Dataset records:
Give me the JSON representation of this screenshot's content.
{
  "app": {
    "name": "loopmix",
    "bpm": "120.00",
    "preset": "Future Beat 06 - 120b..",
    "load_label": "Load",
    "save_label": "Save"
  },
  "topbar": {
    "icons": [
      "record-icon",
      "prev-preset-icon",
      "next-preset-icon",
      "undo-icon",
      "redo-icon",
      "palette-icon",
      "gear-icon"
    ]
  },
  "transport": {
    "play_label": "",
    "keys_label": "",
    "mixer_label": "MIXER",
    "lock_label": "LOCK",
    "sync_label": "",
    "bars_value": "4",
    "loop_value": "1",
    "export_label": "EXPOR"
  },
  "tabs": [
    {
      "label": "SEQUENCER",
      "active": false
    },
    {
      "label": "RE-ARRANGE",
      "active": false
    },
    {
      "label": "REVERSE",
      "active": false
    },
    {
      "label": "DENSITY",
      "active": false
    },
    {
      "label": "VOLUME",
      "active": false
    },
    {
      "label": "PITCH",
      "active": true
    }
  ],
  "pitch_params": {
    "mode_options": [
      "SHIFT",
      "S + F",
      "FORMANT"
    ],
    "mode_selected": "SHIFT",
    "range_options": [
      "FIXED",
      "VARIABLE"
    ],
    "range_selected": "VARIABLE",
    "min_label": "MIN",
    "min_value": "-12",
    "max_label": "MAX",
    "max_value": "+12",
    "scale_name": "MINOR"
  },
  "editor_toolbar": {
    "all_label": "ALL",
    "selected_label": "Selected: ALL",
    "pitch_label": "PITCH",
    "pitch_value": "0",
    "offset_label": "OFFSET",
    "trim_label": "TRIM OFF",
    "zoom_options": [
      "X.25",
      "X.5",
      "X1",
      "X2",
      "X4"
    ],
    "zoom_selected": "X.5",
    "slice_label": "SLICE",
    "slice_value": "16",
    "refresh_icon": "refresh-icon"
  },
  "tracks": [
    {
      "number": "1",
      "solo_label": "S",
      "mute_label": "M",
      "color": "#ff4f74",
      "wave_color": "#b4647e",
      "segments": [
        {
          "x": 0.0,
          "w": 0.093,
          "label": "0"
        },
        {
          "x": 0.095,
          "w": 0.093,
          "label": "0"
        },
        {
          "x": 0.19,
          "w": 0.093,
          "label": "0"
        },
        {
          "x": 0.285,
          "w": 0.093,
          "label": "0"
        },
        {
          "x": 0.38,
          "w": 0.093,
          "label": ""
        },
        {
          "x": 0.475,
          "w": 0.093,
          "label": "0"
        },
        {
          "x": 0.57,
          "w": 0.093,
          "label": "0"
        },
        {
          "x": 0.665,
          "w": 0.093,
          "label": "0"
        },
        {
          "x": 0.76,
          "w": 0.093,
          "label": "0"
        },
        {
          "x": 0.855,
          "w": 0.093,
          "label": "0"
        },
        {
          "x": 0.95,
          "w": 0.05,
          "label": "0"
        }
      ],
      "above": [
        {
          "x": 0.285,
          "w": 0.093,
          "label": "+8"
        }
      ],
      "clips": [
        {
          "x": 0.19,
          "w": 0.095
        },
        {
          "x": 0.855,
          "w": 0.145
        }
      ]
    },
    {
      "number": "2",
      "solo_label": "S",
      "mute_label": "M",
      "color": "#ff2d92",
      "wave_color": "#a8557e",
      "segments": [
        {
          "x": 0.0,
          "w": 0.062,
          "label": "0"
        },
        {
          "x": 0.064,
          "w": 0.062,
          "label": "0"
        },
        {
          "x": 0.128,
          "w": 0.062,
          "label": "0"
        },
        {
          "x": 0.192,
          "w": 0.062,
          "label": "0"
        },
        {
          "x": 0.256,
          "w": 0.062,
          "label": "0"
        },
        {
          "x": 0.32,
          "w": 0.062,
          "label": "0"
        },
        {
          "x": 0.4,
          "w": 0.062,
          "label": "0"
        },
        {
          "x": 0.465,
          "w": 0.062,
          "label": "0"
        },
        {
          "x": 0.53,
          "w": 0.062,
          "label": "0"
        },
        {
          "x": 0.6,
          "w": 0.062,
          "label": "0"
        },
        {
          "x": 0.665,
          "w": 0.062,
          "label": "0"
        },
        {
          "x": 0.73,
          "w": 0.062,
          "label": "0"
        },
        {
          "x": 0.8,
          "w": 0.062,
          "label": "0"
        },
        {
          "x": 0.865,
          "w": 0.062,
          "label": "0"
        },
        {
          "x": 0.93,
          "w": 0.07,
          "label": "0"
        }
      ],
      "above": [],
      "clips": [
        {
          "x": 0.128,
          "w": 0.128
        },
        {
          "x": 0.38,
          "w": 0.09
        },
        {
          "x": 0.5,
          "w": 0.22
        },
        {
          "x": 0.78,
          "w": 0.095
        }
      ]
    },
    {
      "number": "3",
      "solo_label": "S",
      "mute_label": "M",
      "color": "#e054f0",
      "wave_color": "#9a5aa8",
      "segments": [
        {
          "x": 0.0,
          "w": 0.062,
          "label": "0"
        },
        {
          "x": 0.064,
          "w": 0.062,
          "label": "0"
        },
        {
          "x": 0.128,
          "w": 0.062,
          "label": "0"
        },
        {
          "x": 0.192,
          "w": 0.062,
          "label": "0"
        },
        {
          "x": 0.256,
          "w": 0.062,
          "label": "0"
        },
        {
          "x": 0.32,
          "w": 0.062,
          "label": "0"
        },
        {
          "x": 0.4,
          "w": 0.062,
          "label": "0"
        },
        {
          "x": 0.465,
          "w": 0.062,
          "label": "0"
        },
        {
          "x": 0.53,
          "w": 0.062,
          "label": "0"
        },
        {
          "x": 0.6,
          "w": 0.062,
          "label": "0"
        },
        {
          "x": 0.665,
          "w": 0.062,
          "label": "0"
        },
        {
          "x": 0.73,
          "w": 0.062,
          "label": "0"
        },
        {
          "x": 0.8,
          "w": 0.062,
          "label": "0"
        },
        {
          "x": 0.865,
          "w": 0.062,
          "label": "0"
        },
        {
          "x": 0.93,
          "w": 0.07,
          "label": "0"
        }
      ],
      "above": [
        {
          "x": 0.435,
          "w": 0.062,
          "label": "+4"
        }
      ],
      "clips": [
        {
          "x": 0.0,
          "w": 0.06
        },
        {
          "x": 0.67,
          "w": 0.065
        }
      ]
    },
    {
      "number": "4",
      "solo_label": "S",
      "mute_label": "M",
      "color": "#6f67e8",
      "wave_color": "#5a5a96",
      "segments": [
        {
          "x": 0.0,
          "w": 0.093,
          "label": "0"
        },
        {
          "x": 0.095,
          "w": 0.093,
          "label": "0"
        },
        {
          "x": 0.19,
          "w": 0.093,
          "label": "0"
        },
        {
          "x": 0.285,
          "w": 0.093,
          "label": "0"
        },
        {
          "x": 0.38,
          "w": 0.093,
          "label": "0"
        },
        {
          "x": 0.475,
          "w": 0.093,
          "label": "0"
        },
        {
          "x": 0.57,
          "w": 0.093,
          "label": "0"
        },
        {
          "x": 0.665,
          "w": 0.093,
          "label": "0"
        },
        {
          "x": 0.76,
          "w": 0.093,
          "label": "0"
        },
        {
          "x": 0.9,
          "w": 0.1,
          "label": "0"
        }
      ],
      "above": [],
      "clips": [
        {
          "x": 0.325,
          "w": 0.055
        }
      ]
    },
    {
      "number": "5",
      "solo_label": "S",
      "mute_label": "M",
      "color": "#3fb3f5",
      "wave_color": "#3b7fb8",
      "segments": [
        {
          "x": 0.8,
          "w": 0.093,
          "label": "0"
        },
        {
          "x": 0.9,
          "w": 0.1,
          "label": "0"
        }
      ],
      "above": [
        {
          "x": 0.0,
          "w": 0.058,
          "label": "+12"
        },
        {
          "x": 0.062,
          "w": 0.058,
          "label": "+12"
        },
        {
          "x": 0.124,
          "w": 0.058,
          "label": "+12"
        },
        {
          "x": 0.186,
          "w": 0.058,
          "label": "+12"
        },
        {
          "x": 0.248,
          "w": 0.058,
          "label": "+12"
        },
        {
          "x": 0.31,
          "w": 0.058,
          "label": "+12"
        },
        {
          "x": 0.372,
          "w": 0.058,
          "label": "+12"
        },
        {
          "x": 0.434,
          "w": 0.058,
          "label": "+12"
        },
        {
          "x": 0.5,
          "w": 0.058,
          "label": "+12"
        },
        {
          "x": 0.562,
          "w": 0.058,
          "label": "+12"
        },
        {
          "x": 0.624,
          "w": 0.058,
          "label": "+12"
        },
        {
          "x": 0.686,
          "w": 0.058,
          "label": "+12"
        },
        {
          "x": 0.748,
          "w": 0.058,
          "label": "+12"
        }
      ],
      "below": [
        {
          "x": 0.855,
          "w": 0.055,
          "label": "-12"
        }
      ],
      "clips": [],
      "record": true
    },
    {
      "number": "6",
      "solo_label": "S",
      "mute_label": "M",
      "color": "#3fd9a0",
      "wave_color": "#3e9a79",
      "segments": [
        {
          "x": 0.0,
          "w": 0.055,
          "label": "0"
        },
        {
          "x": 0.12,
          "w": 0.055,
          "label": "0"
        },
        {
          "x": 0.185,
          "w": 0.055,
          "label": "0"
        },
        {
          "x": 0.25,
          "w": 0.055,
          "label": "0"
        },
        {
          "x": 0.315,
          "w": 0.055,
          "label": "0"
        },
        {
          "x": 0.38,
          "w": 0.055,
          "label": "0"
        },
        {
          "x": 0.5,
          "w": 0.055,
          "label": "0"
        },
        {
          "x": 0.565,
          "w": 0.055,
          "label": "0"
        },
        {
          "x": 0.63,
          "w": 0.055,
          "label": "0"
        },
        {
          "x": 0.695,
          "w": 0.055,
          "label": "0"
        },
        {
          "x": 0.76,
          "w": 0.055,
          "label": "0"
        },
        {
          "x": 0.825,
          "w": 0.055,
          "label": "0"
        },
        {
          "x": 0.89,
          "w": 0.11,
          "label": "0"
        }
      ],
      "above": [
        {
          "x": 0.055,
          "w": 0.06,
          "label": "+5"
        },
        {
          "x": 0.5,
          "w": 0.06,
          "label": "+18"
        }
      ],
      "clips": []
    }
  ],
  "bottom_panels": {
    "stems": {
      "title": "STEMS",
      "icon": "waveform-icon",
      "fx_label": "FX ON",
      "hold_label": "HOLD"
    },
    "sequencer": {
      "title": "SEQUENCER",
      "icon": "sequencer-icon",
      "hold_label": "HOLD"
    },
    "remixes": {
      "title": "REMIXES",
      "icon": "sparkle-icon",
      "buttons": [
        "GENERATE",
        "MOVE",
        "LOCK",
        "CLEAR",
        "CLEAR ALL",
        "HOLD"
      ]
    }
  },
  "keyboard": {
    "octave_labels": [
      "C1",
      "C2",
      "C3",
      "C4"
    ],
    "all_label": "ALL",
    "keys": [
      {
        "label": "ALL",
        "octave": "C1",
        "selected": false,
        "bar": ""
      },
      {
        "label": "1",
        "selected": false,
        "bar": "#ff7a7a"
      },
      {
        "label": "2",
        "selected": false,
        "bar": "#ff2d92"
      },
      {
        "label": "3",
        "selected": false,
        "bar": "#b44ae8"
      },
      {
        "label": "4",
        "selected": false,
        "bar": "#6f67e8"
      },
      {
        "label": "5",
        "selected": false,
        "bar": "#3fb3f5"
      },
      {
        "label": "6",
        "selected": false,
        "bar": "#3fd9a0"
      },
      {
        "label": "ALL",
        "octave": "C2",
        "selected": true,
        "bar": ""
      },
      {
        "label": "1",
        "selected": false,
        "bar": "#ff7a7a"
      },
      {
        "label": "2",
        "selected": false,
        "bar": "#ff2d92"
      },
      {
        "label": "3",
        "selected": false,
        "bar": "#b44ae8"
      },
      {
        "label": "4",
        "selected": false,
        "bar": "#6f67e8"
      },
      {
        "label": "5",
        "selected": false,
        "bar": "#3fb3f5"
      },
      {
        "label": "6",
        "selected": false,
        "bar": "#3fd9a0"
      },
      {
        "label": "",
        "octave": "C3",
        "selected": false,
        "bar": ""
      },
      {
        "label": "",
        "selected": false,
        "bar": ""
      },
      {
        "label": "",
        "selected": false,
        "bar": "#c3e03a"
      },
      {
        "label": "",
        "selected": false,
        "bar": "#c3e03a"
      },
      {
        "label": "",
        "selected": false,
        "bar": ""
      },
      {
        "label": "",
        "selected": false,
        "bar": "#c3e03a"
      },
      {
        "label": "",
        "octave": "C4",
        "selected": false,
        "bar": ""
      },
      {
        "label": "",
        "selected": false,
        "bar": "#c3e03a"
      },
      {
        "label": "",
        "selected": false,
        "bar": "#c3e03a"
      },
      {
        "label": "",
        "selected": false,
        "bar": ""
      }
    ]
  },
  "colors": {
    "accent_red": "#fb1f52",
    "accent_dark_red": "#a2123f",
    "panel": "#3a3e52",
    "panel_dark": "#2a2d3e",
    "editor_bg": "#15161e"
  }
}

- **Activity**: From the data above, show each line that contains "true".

- **Solution for this task**:
      "active": true
      "record": true
        "selected": true,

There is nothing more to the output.